== TASK INPUT ==
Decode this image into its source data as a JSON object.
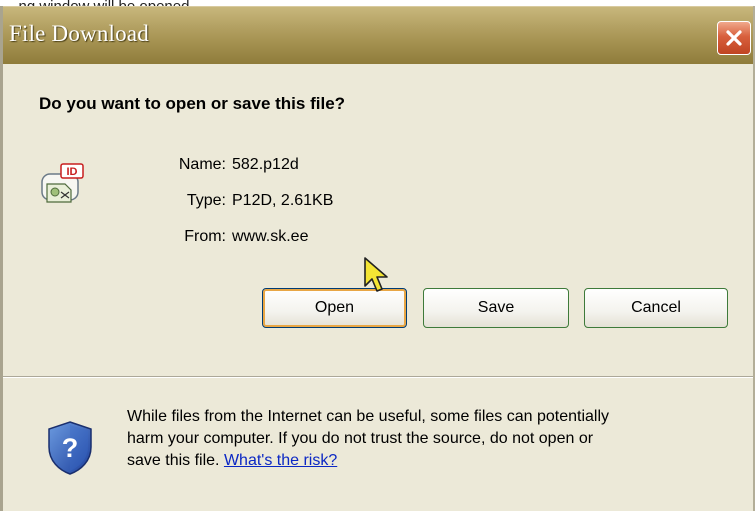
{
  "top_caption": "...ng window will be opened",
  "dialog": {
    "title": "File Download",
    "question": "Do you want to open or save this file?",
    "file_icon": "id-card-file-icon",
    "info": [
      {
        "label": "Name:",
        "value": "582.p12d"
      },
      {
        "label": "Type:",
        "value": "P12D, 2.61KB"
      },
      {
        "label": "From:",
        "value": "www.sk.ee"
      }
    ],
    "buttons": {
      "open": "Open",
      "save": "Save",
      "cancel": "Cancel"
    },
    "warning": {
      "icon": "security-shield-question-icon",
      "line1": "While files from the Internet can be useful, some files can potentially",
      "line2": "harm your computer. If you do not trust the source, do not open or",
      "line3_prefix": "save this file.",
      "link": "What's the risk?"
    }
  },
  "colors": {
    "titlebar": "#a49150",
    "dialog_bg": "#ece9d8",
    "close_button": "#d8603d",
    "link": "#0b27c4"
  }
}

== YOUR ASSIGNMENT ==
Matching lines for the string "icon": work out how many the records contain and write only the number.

== REPLY TO THE EXERCISE ==
2